The FGP-WPMP project is 81% complete, Johnson said. Remobilizing the project staff continues to progress, following a slowdown because of the pandemic.

“We remain focused on sustaining our pandemic mitigation measures and increasing productivity at Tengiz,” he said. “Executing our 2021 work program amidst the pandemic will be an important signpost for the project’s budget and schedule.”

On the emissions reduction front, Chevron has exceeded by three years its 2023 upstream carbon intensity reduction targets. 

Chevron now has set lower carbon dioxide (CO2) reduction targets that it expects to achieve in 2028, with zero routine gas flaring by 2030. The new targets, aligned with the second stock-take period under the United Nations global climate accord, include all of Chevron’s production on an equity basis.

Compared to 2016 levels, Chevron is targeting a combined 35% reduction in carbon intensity reductions by 2028. Overall flaring intensity is set to fall by 65%, and methane intensity is forecast to be cut by half.

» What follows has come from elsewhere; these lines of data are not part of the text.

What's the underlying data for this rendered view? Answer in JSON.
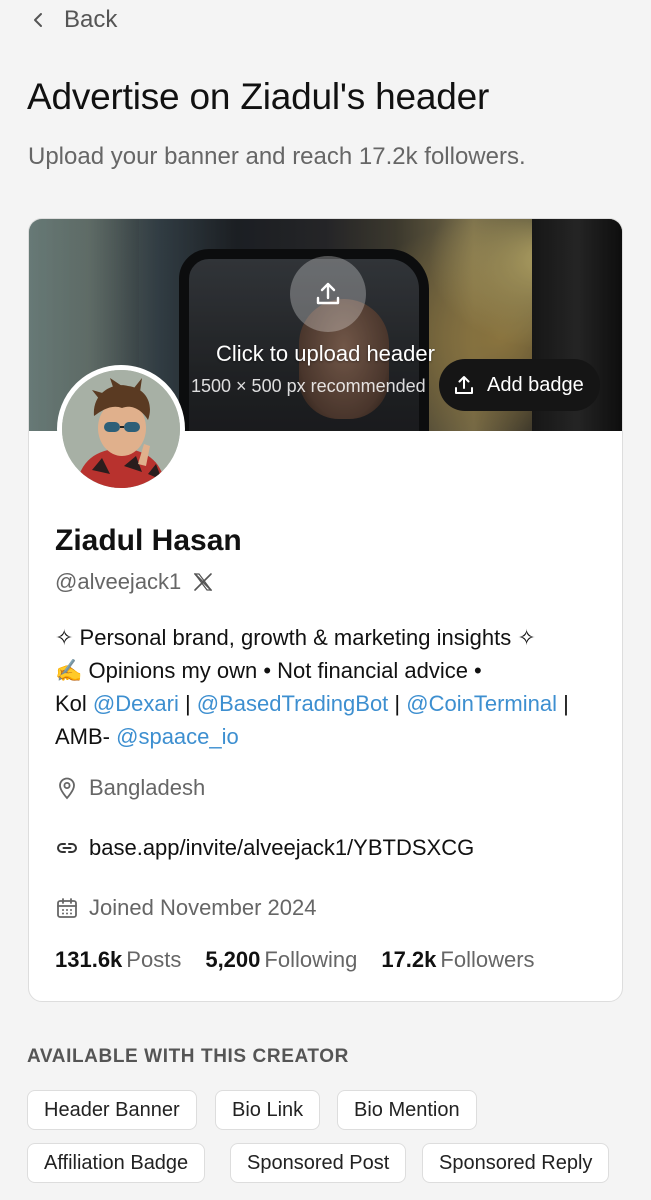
{
  "nav": {
    "back_label": "Back"
  },
  "header": {
    "title": "Advertise on Ziadul's header",
    "subtitle": "Upload your banner and reach 17.2k followers."
  },
  "banner": {
    "upload_label": "Click to upload header",
    "upload_hint": "1500 × 500 px recommended",
    "add_badge_label": "Add badge"
  },
  "profile": {
    "name": "Ziadul Hasan",
    "handle": "@alveejack1",
    "bio": {
      "line1": "✧ Personal brand, growth & marketing insights ✧",
      "line2": "✍️ Opinions my own  •  Not financial advice  •",
      "kol_prefix": "Kol ",
      "mention_dexari": "@Dexari",
      "sep": " | ",
      "mention_basedtradingbot": "@BasedTradingBot",
      "mention_cointerminal": "@CoinTerminal",
      "sep_end": " |",
      "amb_prefix": "AMB- ",
      "mention_spaace": "@spaace_io"
    },
    "location": "Bangladesh",
    "link": "base.app/invite/alveejack1/YBTDSXCG",
    "joined": "Joined November 2024",
    "stats": {
      "posts_value": "131.6k",
      "posts_label": "Posts",
      "following_value": "5,200",
      "following_label": "Following",
      "followers_value": "17.2k",
      "followers_label": "Followers"
    }
  },
  "available": {
    "title": "AVAILABLE WITH THIS CREATOR",
    "options": [
      "Header Banner",
      "Bio Link",
      "Bio Mention",
      "Affiliation Badge",
      "Sponsored Post",
      "Sponsored Reply"
    ]
  },
  "icons": {
    "back": "chevron-left-icon",
    "upload": "upload-icon",
    "platform": "x-logo-icon",
    "location": "map-pin-icon",
    "link": "link-icon",
    "calendar": "calendar-icon"
  },
  "colors": {
    "mention": "#3d8fd0",
    "badge_bg": "#151515",
    "page_bg": "#f4f4f4"
  }
}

“Our energy transition strategy is focused on actions that are good for both society and shareholders,” said Strategy & Sustainability chief Bruce Niemeyer, vice president. “Achieving our 2028 goals is expected to keep Chevron a top quartile oil and gas producer in terms of carbon intensity.”

Renewable energy and carbon offsets programs also have been updated. In addition, Chevron is earmarking funds for low carbon technologies that include hydrogen and carbon capture utilization and storage. 

Chevron recently launched its second Future Energy Fund with an initial commitment of $300 million. Last year, Chevron increased production of renewables products and invested more in low-carbon technologies. First gas production ramped at the CalBioGas renewable natural gas joint venture in California. Chevron also formed an RNG partnership with Brightmark and announced first production of renewable base oil through its Novvi partnership. 

Earlier this month Chevron also clinched a bioenergy partnership with Schlumberger Ltd. and Microsoft Corp. for a project in California designed to qualify as carbon negative.

On Tuesday Chevron released its third climate report aligned with the Task Force on Climate-Related Financial Disclosures (TCFD). The TCFD was created six years ago by the Financial Stability Board to develop consistent climate-related financial risk disclosures for stakeholders.

The latest report “details how Chevron plans to deliver long-term value in a lower carbon future,” Wirth said. “We expect to invest more than $3 billion in the coming years to advance our energy transition strategy.”

With its flexible capital program, Chevron expects to reward investors in any commodity price environment, according to Wirth.

At a Brent oil price average of $60/bbl, the company over the next five years expects to earn double-digit returns on capital and to generate cash, above its dividend and capital spending, of more than $25 billion. If Brent averages $40 over the next five years, Chevron is expecting the net debt ratio to peak at around 35%, while sustaining the dividend.

“Even through these challenging times, Chevron maintained its financial strength and capital discipline,” Wirth said. “Our strategy positions Chevron to return cash to shareholders today and into the future.”